View Archives Issues

  • Primary care — the new frontier for case managers?

    As payers and providers recognize the value of care coordination for people with chronic conditions and complex care needs, opportunities are opening up for case managers in primary care practices.
  • Embedded CMs cut admissions, LOS

    Since Advocate Health Care began embedding case managers in primary care offices, hospital admissions and emergency department visits have decreased and length of stay has dropped, says Sharon Rudnick, vice president of outpatient care management for the Chicago-based health system.
  • Embedded CMs work with health plan CMs

    Aetna started partnering with physician practices to improve outcomes by coordinating care in 2007 before the term accountable care came into use, says Randall Krakauer, MD, national medical director for Aetna Medicare.
  • Care coordination generates savings

    A study of three primary care practices that participate in Cignas Collaborative Accountable Care model, which includes care coordination for at-risk patients, showed significant cost savings and improved quality of care when compared with other practices in the same geographic area.
  • Faster care for sickle cell patients in the ED

    Great strides have been made in the treatment of sickle cell disease, the inherited blood disorder that occurs most commonly in African-Americans. Patients with the disease used to die before reaching adulthood, but today many patients live well into their 40s and beyond.
  • CMS pilots discharge planning, quality surveys

    The Centers for Medicare & Medicaid Services (CMS) has started pilot testing of two more survey tools to go with the infection control pilot it began testing last year.
  • TJC certifies primary care medical homes

    Hospitals that have physician offices connected to and affiliated with them now have another option for getting certified for a Primary Care Medical Home. Along with programs run by the National Committee for Quality Assurance (NCQA), The Joint Commission started offering such certification in late February.
  • South Carolina hospitals collaborate on safety

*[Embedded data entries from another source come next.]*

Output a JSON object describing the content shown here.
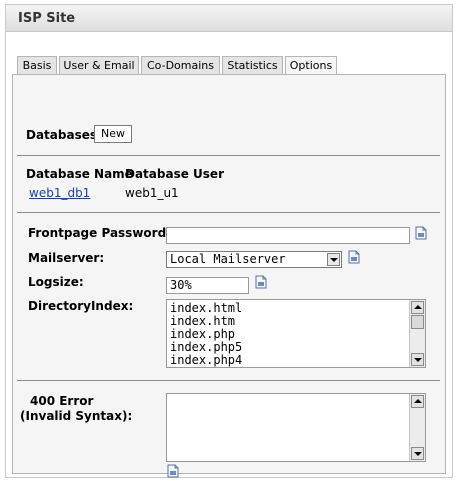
{
  "window": {
    "title": "ISP Site"
  },
  "tabs": [
    "Basis",
    "User & Email",
    "Co-Domains",
    "Statistics",
    "Options"
  ],
  "databases": {
    "label": "Databases",
    "new_button": "New",
    "col_name": "Database Name",
    "col_user": "Database User",
    "rows": [
      {
        "name": "web1_db1",
        "user": "web1_u1"
      }
    ]
  },
  "form": {
    "frontpage_label": "Frontpage Password:",
    "frontpage_value": "",
    "mailserver_label": "Mailserver:",
    "mailserver_value": "Local Mailserver",
    "logsize_label": "Logsize:",
    "logsize_value": "30%",
    "dirindex_label": "DirectoryIndex:",
    "dirindex_lines": [
      "index.html",
      "index.htm",
      "index.php",
      "index.php5",
      "index.php4"
    ],
    "error400_label_1": "400 Error",
    "error400_label_2": "(Invalid Syntax):",
    "error400_value": ""
  }
}
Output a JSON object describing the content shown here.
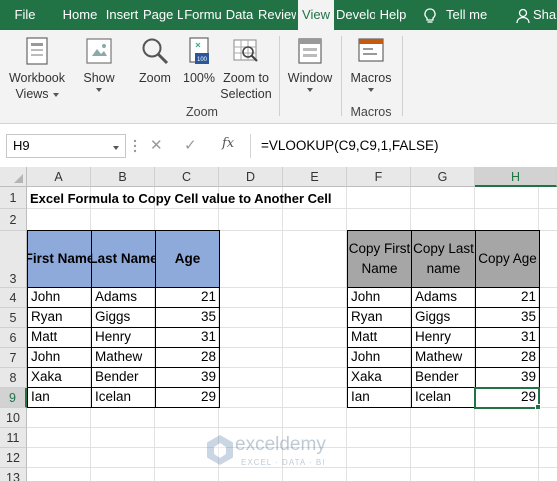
{
  "menu": {
    "tabs": [
      "File",
      "Home",
      "Insert",
      "Page L",
      "Formu",
      "Data",
      "Review",
      "View",
      "Develo",
      "Help"
    ],
    "active_tab": "View",
    "tell_me": "Tell me",
    "share": "Sha"
  },
  "ribbon": {
    "workbook_views_line1": "Workbook",
    "workbook_views_line2": "Views",
    "show": "Show",
    "zoom": "Zoom",
    "zoom_100": "100%",
    "zoom_to_selection_line1": "Zoom to",
    "zoom_to_selection_line2": "Selection",
    "zoom_group": "Zoom",
    "window": "Window",
    "macros": "Macros",
    "macros_group": "Macros"
  },
  "formula_bar": {
    "name_box": "H9",
    "cancel": "✕",
    "enter": "✓",
    "fx": "fx",
    "formula": "=VLOOKUP(C9,C9,1,FALSE)"
  },
  "sheet": {
    "columns": [
      "A",
      "B",
      "C",
      "D",
      "E",
      "F",
      "G",
      "H"
    ],
    "rows": [
      "1",
      "2",
      "3",
      "4",
      "5",
      "6",
      "7",
      "8",
      "9",
      "10",
      "11",
      "12",
      "13"
    ],
    "selected_column": "H",
    "selected_row": "9",
    "title": "Excel Formula to Copy Cell value to Another Cell",
    "table1": {
      "headers": [
        "First Name",
        "Last Name",
        "Age"
      ],
      "rows": [
        [
          "John",
          "Adams",
          "21"
        ],
        [
          "Ryan",
          "Giggs",
          "35"
        ],
        [
          "Matt",
          "Henry",
          "31"
        ],
        [
          "John",
          "Mathew",
          "28"
        ],
        [
          "Xaka",
          "Bender",
          "39"
        ],
        [
          "Ian",
          "Icelan",
          "29"
        ]
      ]
    },
    "table2": {
      "headers": [
        "Copy First Name",
        "Copy Last name",
        "Copy Age"
      ],
      "rows": [
        [
          "John",
          "Adams",
          "21"
        ],
        [
          "Ryan",
          "Giggs",
          "35"
        ],
        [
          "Matt",
          "Henry",
          "31"
        ],
        [
          "John",
          "Mathew",
          "28"
        ],
        [
          "Xaka",
          "Bender",
          "39"
        ],
        [
          "Ian",
          "Icelan",
          "29"
        ]
      ]
    }
  },
  "watermark": {
    "name": "exceldemy",
    "tagline": "EXCEL · DATA · BI"
  },
  "colors": {
    "excel_green": "#217346",
    "table1_header": "#8eaadb",
    "table2_header": "#a6a6a6"
  }
}
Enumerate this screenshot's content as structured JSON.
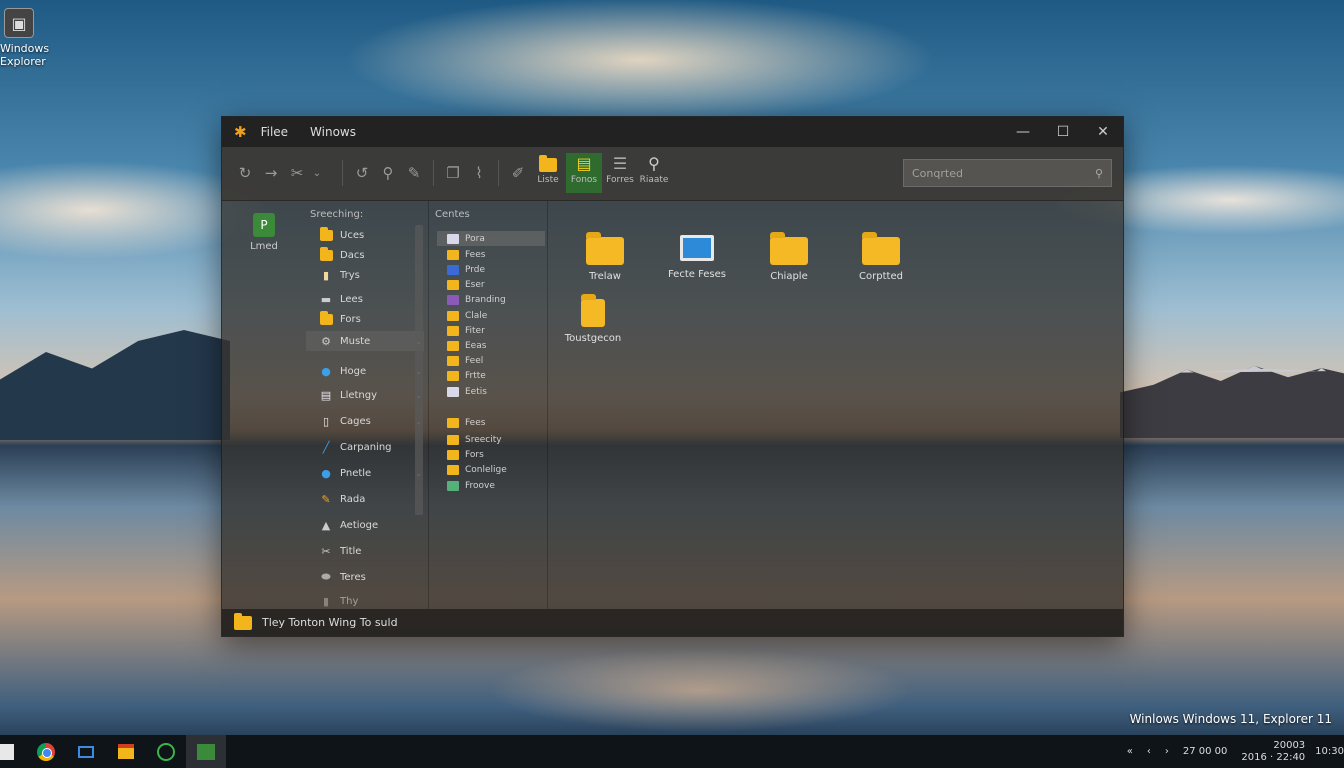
{
  "desktop": {
    "icon_label": "Windows\nExplorer",
    "watermark": "Winlows Windows 11, Explorer 11"
  },
  "window": {
    "menu": [
      "Filee",
      "Winows"
    ],
    "controls": {
      "minimize": "—",
      "maximize": "☐",
      "close": "✕"
    }
  },
  "toolbar": {
    "big_buttons": [
      "Liste",
      "Fonos",
      "Forres",
      "Riaate"
    ],
    "search_placeholder": "Conqrted"
  },
  "left_pane": {
    "item_label": "Lmed"
  },
  "nav_pane": {
    "header": "Sreeching:",
    "items": [
      {
        "label": "Uces",
        "icon": "folder-icon"
      },
      {
        "label": "Dacs",
        "icon": "folder-icon"
      },
      {
        "label": "Trys",
        "icon": "document-icon"
      },
      {
        "label": "Lees",
        "icon": "drive-icon"
      },
      {
        "label": "Fors",
        "icon": "folder-icon"
      },
      {
        "label": "Muste",
        "icon": "settings-icon"
      },
      {
        "label": "Hoge",
        "icon": "globe-icon"
      },
      {
        "label": "Lletngy",
        "icon": "document-icon"
      },
      {
        "label": "Cages",
        "icon": "document-icon"
      },
      {
        "label": "Carpaning",
        "icon": "pen-icon"
      },
      {
        "label": "Pnetle",
        "icon": "globe-icon"
      },
      {
        "label": "Rada",
        "icon": "pencil-icon"
      },
      {
        "label": "Aetioge",
        "icon": "triangle-icon"
      },
      {
        "label": "Title",
        "icon": "tool-icon"
      },
      {
        "label": "Teres",
        "icon": "drive-icon"
      },
      {
        "label": "Thy",
        "icon": "drive-icon"
      }
    ]
  },
  "tree_pane": {
    "header": "Centes",
    "items": [
      {
        "label": "Pora",
        "icon": "doc"
      },
      {
        "label": "Fees",
        "icon": "folder"
      },
      {
        "label": "Prde",
        "icon": "blue"
      },
      {
        "label": "Eser",
        "icon": "folder"
      },
      {
        "label": "Branding",
        "icon": "purple"
      },
      {
        "label": "Clale",
        "icon": "folder"
      },
      {
        "label": "Fiter",
        "icon": "folder"
      },
      {
        "label": "Eeas",
        "icon": "folder"
      },
      {
        "label": "Feel",
        "icon": "folder"
      },
      {
        "label": "Frtte",
        "icon": "folder"
      },
      {
        "label": "Eetis",
        "icon": "doc"
      },
      {
        "label": "Fees",
        "icon": "folder"
      },
      {
        "label": "Sreecity",
        "icon": "folder"
      },
      {
        "label": "Fors",
        "icon": "folder"
      },
      {
        "label": "Conlelige",
        "icon": "folder"
      },
      {
        "label": "Froove",
        "icon": "green"
      }
    ]
  },
  "content": {
    "items": [
      {
        "label": "Trelaw",
        "type": "folder"
      },
      {
        "label": "Fecte Feses",
        "type": "monitor"
      },
      {
        "label": "Chiaple",
        "type": "folder"
      },
      {
        "label": "Corptted",
        "type": "folder"
      },
      {
        "label": "Toustgecon",
        "type": "folder-doc"
      }
    ]
  },
  "status": {
    "text": "Tley Tonton Wing To suld"
  },
  "taskbar": {
    "tray_icons": [
      "«",
      "‹",
      "›"
    ],
    "tray_text": "27 00 00",
    "time_line1": "20003",
    "time_line2": "2016 · 22:40",
    "clock_top": "10:30"
  }
}
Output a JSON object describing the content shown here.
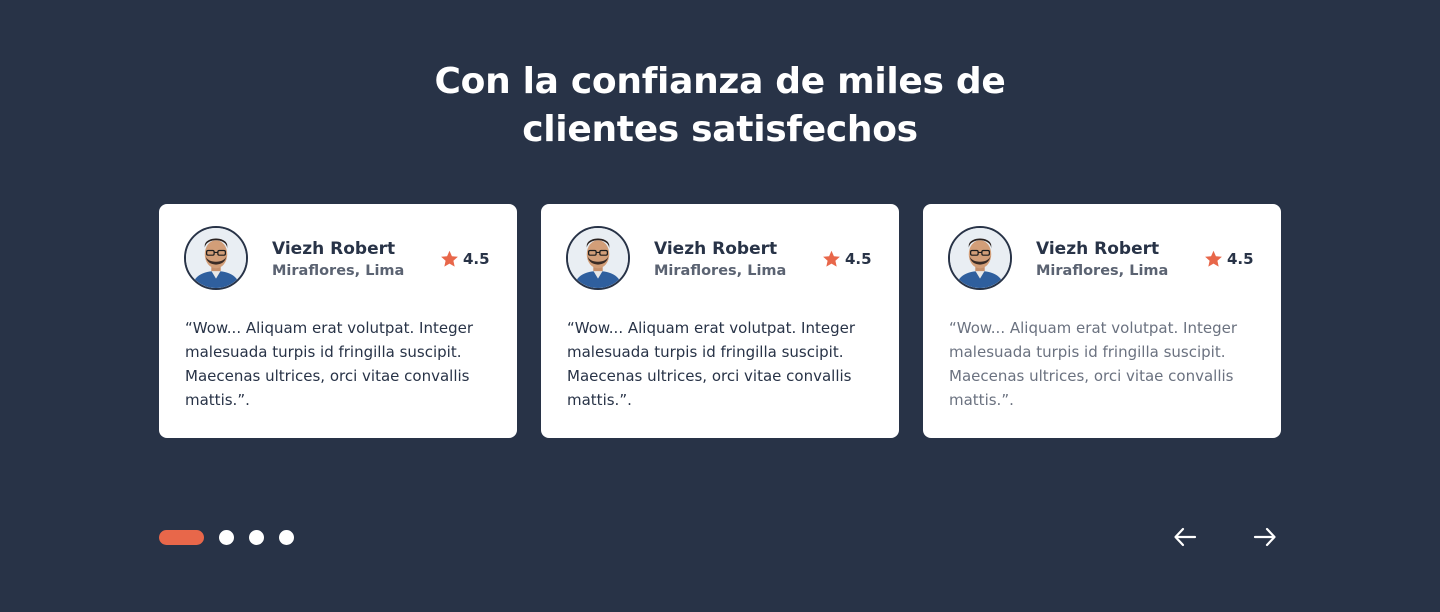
{
  "heading": {
    "line1": "Con la confianza de miles de",
    "line2": "clientes satisfechos"
  },
  "colors": {
    "background": "#283347",
    "card": "#ffffff",
    "accent": "#e8674a",
    "text": "#283347"
  },
  "testimonials": [
    {
      "name": "Viezh Robert",
      "location": "Miraflores, Lima",
      "rating": "4.5",
      "rating_icon": "star-icon",
      "quote": "“Wow... Aliquam erat volutpat. Integer malesuada turpis id fringilla suscipit. Maecenas ultrices, orci vitae convallis mattis.”."
    },
    {
      "name": "Viezh Robert",
      "location": "Miraflores, Lima",
      "rating": "4.5",
      "rating_icon": "star-icon",
      "quote": "“Wow... Aliquam erat volutpat. Integer malesuada turpis id fringilla suscipit. Maecenas ultrices, orci vitae convallis mattis.”."
    },
    {
      "name": "Viezh Robert",
      "location": "Miraflores, Lima",
      "rating": "4.5",
      "rating_icon": "star-icon",
      "quote": "“Wow... Aliquam erat volutpat. Integer malesuada turpis id fringilla suscipit. Maecenas ultrices, orci vitae convallis mattis.”."
    }
  ],
  "pagination": {
    "count": 4,
    "active_index": 0
  },
  "navigation": {
    "prev_icon": "arrow-left-icon",
    "next_icon": "arrow-right-icon"
  }
}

    The Joint Commissions Center for Transforming Healthcare has started working with 20 hospitals in South Carolina to improve their safety by examining systems, processes, and structures in an effort to minimize variability in practices.